It’s essentially an area of the Life Foundation fortress that looks exactly the same. The numbers might be different, but you’ll still fight the same Guardsmen, drones, and security robots. Some Trap Rooms have power ups like extra lives or superhero summons. But going through these sections felt like the developers wanted to pad the game and didn’t have any different stage backgrounds available, so they reused the same area over and over.
Visuals, Sounds, and Presentation
Separation Anxiety has decent graphics, but being a sequel, it’s hard to avoid comparing this with the previous game. Somehow, this feels like a graphical downgrade. Sprites are a little smaller, possibly to adjust to the two player co-op mode. They’re still detailed, but they just don’t look as good as the previous game’s graphics did. It’s a little rougher now.
I was surprised by this game’s music. I didn’t think it would compare to its predecessor’s excellent soundtrack and it didn’t. But I still liked this game’s music a lot. It’s a little tough for me to objectively assess this game though, because I just completed several playthroughs of the SNES version of Maximum Carnage and that version simply has much better music.
For presentation, this again is a step backwards in my opinion. Gone are the cutscenes with comic book panels, replaced with text on plain black backgrounds. The game still makes use of comic book illustrations, but only in transitions in between stages. And of course, the art assets are reused all throughout. The game doesn’t even have a proper ending.
Venom/Spider-Man: Separation Anxiety is quite disappointing, but not because it’s a broken game. It still plays well, but the lack of variety in enemy design makes the game feel really repetitive. The story isn’t as good, the characters aren’t well known, and there’s no pay-off at the end. The graphics also suffer from a downgrade compared to Maximum Carnage.
The only reason for people to play this game is if they want more Spider-Man beat ’em up action and they’ve already played Maximum Carnage to death.
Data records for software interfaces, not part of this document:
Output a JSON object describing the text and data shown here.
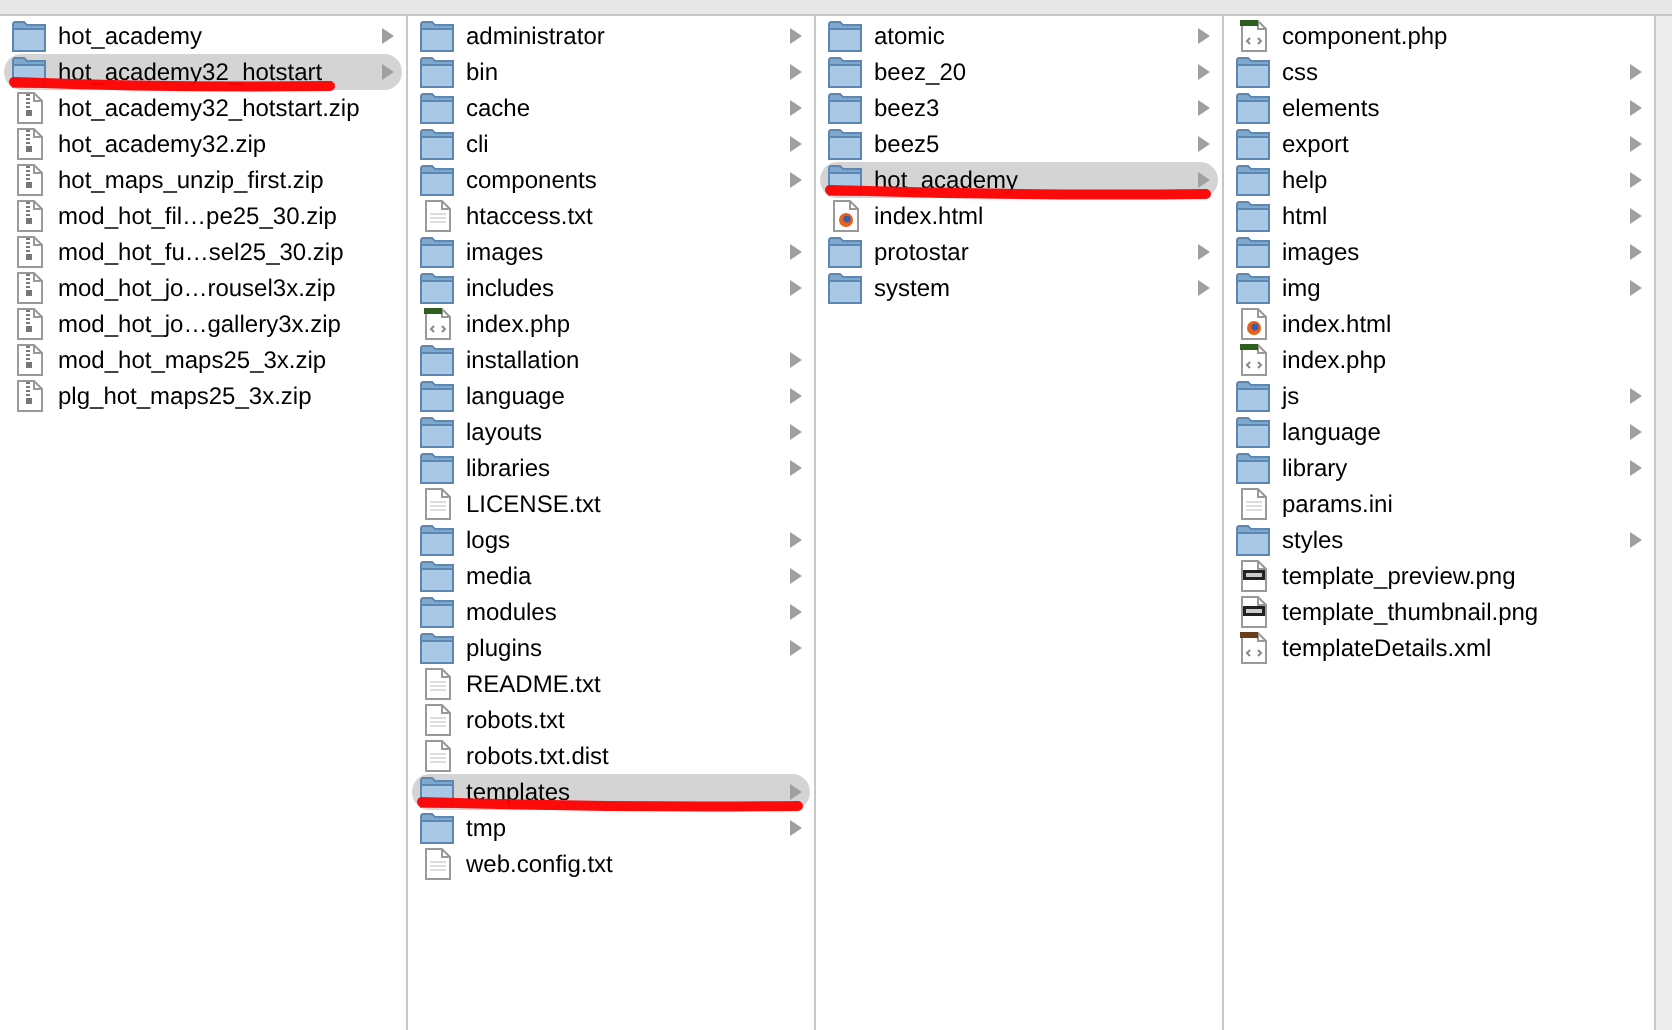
{
  "columns": [
    {
      "items": [
        {
          "name": "hot_academy",
          "kind": "folder",
          "selected": false,
          "marked": false
        },
        {
          "name": "hot_academy32_hotstart",
          "kind": "folder",
          "selected": true,
          "marked": true
        },
        {
          "name": "hot_academy32_hotstart.zip",
          "kind": "zip",
          "selected": false,
          "marked": false
        },
        {
          "name": "hot_academy32.zip",
          "kind": "zip",
          "selected": false,
          "marked": false
        },
        {
          "name": "hot_maps_unzip_first.zip",
          "kind": "zip",
          "selected": false,
          "marked": false
        },
        {
          "name": "mod_hot_fil…pe25_30.zip",
          "kind": "zip",
          "selected": false,
          "marked": false
        },
        {
          "name": "mod_hot_fu…sel25_30.zip",
          "kind": "zip",
          "selected": false,
          "marked": false
        },
        {
          "name": "mod_hot_jo…rousel3x.zip",
          "kind": "zip",
          "selected": false,
          "marked": false
        },
        {
          "name": "mod_hot_jo…gallery3x.zip",
          "kind": "zip",
          "selected": false,
          "marked": false
        },
        {
          "name": "mod_hot_maps25_3x.zip",
          "kind": "zip",
          "selected": false,
          "marked": false
        },
        {
          "name": "plg_hot_maps25_3x.zip",
          "kind": "zip",
          "selected": false,
          "marked": false
        }
      ]
    },
    {
      "items": [
        {
          "name": "administrator",
          "kind": "folder",
          "selected": false,
          "marked": false
        },
        {
          "name": "bin",
          "kind": "folder",
          "selected": false,
          "marked": false
        },
        {
          "name": "cache",
          "kind": "folder",
          "selected": false,
          "marked": false
        },
        {
          "name": "cli",
          "kind": "folder",
          "selected": false,
          "marked": false
        },
        {
          "name": "components",
          "kind": "folder",
          "selected": false,
          "marked": false
        },
        {
          "name": "htaccess.txt",
          "kind": "text",
          "selected": false,
          "marked": false
        },
        {
          "name": "images",
          "kind": "folder",
          "selected": false,
          "marked": false
        },
        {
          "name": "includes",
          "kind": "folder",
          "selected": false,
          "marked": false
        },
        {
          "name": "index.php",
          "kind": "php",
          "selected": false,
          "marked": false
        },
        {
          "name": "installation",
          "kind": "folder",
          "selected": false,
          "marked": false
        },
        {
          "name": "language",
          "kind": "folder",
          "selected": false,
          "marked": false
        },
        {
          "name": "layouts",
          "kind": "folder",
          "selected": false,
          "marked": false
        },
        {
          "name": "libraries",
          "kind": "folder",
          "selected": false,
          "marked": false
        },
        {
          "name": "LICENSE.txt",
          "kind": "text",
          "selected": false,
          "marked": false
        },
        {
          "name": "logs",
          "kind": "folder",
          "selected": false,
          "marked": false
        },
        {
          "name": "media",
          "kind": "folder",
          "selected": false,
          "marked": false
        },
        {
          "name": "modules",
          "kind": "folder",
          "selected": false,
          "marked": false
        },
        {
          "name": "plugins",
          "kind": "folder",
          "selected": false,
          "marked": false
        },
        {
          "name": "README.txt",
          "kind": "text",
          "selected": false,
          "marked": false
        },
        {
          "name": "robots.txt",
          "kind": "text",
          "selected": false,
          "marked": false
        },
        {
          "name": "robots.txt.dist",
          "kind": "text",
          "selected": false,
          "marked": false
        },
        {
          "name": "templates",
          "kind": "folder",
          "selected": true,
          "marked": true
        },
        {
          "name": "tmp",
          "kind": "folder",
          "selected": false,
          "marked": false
        },
        {
          "name": "web.config.txt",
          "kind": "text",
          "selected": false,
          "marked": false
        }
      ]
    },
    {
      "items": [
        {
          "name": "atomic",
          "kind": "folder",
          "selected": false,
          "marked": false
        },
        {
          "name": "beez_20",
          "kind": "folder",
          "selected": false,
          "marked": false
        },
        {
          "name": "beez3",
          "kind": "folder",
          "selected": false,
          "marked": false
        },
        {
          "name": "beez5",
          "kind": "folder",
          "selected": false,
          "marked": false
        },
        {
          "name": "hot_academy",
          "kind": "folder",
          "selected": true,
          "marked": true
        },
        {
          "name": "index.html",
          "kind": "html",
          "selected": false,
          "marked": false
        },
        {
          "name": "protostar",
          "kind": "folder",
          "selected": false,
          "marked": false
        },
        {
          "name": "system",
          "kind": "folder",
          "selected": false,
          "marked": false
        }
      ]
    },
    {
      "items": [
        {
          "name": "component.php",
          "kind": "php",
          "selected": false,
          "marked": false
        },
        {
          "name": "css",
          "kind": "folder",
          "selected": false,
          "marked": false
        },
        {
          "name": "elements",
          "kind": "folder",
          "selected": false,
          "marked": false
        },
        {
          "name": "export",
          "kind": "folder",
          "selected": false,
          "marked": false
        },
        {
          "name": "help",
          "kind": "folder",
          "selected": false,
          "marked": false
        },
        {
          "name": "html",
          "kind": "folder",
          "selected": false,
          "marked": false
        },
        {
          "name": "images",
          "kind": "folder",
          "selected": false,
          "marked": false
        },
        {
          "name": "img",
          "kind": "folder",
          "selected": false,
          "marked": false
        },
        {
          "name": "index.html",
          "kind": "html",
          "selected": false,
          "marked": false
        },
        {
          "name": "index.php",
          "kind": "php",
          "selected": false,
          "marked": false
        },
        {
          "name": "js",
          "kind": "folder",
          "selected": false,
          "marked": false
        },
        {
          "name": "language",
          "kind": "folder",
          "selected": false,
          "marked": false
        },
        {
          "name": "library",
          "kind": "folder",
          "selected": false,
          "marked": false
        },
        {
          "name": "params.ini",
          "kind": "text",
          "selected": false,
          "marked": false
        },
        {
          "name": "styles",
          "kind": "folder",
          "selected": false,
          "marked": false
        },
        {
          "name": "template_preview.png",
          "kind": "image",
          "selected": false,
          "marked": false
        },
        {
          "name": "template_thumbnail.png",
          "kind": "image",
          "selected": false,
          "marked": false
        },
        {
          "name": "templateDetails.xml",
          "kind": "xml",
          "selected": false,
          "marked": false
        }
      ]
    }
  ]
}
Or a pair of buddies want to play as Spider-Man and Venom on a team up adventure. Otherwise, the original is still a much better game and you’re better off playing that.